Friday, February 19, 2010

Future tense

Life changes.

Possibilities flicker
like light on water.

I am caught in the moment,
standing still.

Conscious of energies moving


but unable yet to move

Tuesday, December 1, 2009

The bright moonlight casts our shadows on the sand.
The breakers gleam white, curling in the outgoing tide.
Leaping, pirouetting,
My beautiful daughter dances down the dark beach.

Tuesday, October 27, 2009

Sharon Lucille Johnson Hackett
April 13, 1932 - October 26, 2009
My mom.

Friday, October 23, 2009

My mother has stopped eating now.
She has difficulty swallowing even water.
We have called the family, my brother is flying in on Monday.
He will be here for two weeks.
My guess now is that is long enough.

At the end, now, there is really nothing else to do.
I can only cherish these last days in my mother's presence,
and bear witness to her quiet passing.

Sunday, October 11, 2009

Today is a perfect October day.
The sun is shining in a cloudless blue sky,
the morning chill has warmed up to midday.
We've had enough cold nights to turn the leaves,
and they are beautiful, turning every street and yard
into picture postcard autumn scenes.

I put aside my concerns and go for a walk.
It feels good to move, to let go of stress and grief,
to notice the trees, and people's gardens, 
the dogs down the neighborhood who usually go ballistic when I pass by, 
but don't today. 

I walk through the graveyard, past the big pine trees - my favorite -
pine needles crunching underfoot, 
and pause under the snaggly old chestnut tree
to fill my pockets with shiny plump brown chestnuts.

Sunday, September 27, 2009

The greatest of these is love

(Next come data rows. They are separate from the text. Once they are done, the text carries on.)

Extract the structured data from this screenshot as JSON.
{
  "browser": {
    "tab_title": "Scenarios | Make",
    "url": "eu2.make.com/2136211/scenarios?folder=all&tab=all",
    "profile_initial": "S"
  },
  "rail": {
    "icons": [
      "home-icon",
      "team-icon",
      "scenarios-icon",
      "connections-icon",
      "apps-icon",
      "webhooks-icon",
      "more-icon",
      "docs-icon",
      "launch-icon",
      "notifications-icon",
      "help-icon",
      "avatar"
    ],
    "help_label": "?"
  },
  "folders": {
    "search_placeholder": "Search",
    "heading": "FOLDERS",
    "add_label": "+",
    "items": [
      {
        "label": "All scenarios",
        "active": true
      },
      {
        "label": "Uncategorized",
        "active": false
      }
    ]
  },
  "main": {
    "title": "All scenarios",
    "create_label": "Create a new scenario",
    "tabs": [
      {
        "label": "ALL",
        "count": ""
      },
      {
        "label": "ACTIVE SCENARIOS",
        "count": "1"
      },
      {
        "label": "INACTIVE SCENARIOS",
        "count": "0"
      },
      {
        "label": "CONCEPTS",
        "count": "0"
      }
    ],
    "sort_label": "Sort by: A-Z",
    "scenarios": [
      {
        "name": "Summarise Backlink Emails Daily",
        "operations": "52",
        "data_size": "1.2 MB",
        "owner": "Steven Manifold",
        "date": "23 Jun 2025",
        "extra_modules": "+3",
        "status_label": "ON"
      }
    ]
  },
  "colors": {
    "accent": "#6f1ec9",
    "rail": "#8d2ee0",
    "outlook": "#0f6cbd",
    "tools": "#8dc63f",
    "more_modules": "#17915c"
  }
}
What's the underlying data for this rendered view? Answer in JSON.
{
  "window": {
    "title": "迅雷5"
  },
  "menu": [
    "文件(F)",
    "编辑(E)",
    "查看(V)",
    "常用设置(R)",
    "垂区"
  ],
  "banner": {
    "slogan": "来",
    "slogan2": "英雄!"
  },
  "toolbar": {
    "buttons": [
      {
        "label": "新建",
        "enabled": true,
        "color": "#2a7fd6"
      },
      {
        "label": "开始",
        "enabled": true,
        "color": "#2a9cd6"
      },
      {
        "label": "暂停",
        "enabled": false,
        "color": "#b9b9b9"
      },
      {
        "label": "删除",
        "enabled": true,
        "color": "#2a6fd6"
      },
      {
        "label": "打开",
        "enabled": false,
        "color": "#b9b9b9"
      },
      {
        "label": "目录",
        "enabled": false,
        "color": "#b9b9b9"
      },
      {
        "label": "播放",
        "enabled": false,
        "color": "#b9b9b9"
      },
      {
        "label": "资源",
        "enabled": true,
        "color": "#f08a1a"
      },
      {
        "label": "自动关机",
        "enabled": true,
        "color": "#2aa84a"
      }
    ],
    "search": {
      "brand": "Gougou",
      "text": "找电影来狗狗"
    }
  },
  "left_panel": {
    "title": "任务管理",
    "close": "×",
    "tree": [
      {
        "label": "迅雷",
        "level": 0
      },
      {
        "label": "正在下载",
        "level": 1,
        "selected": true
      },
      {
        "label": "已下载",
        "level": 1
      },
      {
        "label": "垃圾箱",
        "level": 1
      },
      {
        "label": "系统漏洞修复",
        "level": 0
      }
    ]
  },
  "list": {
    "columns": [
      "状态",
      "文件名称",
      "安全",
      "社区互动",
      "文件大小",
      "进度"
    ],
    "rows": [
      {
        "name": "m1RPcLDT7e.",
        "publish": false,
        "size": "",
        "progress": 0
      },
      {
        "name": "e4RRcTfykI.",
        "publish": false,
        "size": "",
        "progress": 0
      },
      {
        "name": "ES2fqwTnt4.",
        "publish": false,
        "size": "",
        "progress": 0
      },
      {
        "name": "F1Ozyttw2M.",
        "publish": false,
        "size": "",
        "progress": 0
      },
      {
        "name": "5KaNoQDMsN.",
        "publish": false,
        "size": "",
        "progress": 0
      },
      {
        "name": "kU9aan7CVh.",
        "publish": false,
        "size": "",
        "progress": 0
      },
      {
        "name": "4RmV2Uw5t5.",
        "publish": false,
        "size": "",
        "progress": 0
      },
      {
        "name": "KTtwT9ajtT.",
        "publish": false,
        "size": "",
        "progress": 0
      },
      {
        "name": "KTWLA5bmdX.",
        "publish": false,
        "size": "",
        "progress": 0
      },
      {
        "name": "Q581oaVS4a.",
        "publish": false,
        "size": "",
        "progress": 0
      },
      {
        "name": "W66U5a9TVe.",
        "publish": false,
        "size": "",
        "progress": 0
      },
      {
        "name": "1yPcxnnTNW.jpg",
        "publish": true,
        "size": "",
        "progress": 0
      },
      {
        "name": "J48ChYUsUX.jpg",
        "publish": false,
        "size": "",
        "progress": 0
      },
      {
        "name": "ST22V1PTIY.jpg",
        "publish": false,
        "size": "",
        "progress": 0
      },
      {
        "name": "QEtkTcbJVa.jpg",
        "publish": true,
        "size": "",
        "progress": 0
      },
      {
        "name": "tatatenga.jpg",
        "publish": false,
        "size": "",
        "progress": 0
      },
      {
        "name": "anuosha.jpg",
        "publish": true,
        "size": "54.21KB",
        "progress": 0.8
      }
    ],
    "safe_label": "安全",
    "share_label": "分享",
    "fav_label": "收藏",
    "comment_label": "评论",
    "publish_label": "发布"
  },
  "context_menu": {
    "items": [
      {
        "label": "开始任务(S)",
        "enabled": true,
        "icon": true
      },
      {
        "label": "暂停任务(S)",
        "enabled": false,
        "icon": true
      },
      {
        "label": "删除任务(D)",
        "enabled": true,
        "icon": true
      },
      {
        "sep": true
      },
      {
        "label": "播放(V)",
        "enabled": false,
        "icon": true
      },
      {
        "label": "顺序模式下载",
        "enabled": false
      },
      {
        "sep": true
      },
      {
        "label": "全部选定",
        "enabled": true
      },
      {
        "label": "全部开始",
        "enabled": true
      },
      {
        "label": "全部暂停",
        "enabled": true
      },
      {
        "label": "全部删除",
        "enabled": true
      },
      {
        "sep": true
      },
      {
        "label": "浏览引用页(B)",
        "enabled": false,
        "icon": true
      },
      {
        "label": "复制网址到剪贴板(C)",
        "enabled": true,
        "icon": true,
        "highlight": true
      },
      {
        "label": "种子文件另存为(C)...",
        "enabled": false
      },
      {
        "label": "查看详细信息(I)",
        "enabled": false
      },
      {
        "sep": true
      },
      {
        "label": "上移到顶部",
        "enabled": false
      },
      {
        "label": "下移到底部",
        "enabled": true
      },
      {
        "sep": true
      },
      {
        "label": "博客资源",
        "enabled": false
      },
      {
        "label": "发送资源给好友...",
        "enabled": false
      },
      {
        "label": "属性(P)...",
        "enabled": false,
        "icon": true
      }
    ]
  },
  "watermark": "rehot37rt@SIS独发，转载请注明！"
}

My mother is now non-ambulatory and largely non-verbal.
When she does speak it is usually very soft,
and she does not articulate well enough to be understood.
We now have to feed her most of the time.
She isn't eating much.
My father tries to get her to eat, kisses her and calls her pet names.
He carries her to her chair, the bathroom, the bed.
She hallucinates much of the time, quietly now,
but otherwise is still self-aware and knows who we are.
I say "Hello, Mama, I love you!"
and am rewarded with a smile, a murmured "I love you too, darling"
that is only just recognizable.
This is all she has, now.
It is true, that 'the greatest of these is love'.
In the end, when everything else has gone, my mother still has love.
It's the only thing in her life that has lasted
and pretty much the only part of her that we can hold on to.
I see the world differently now.

Thursday, September 10, 2009

I can do that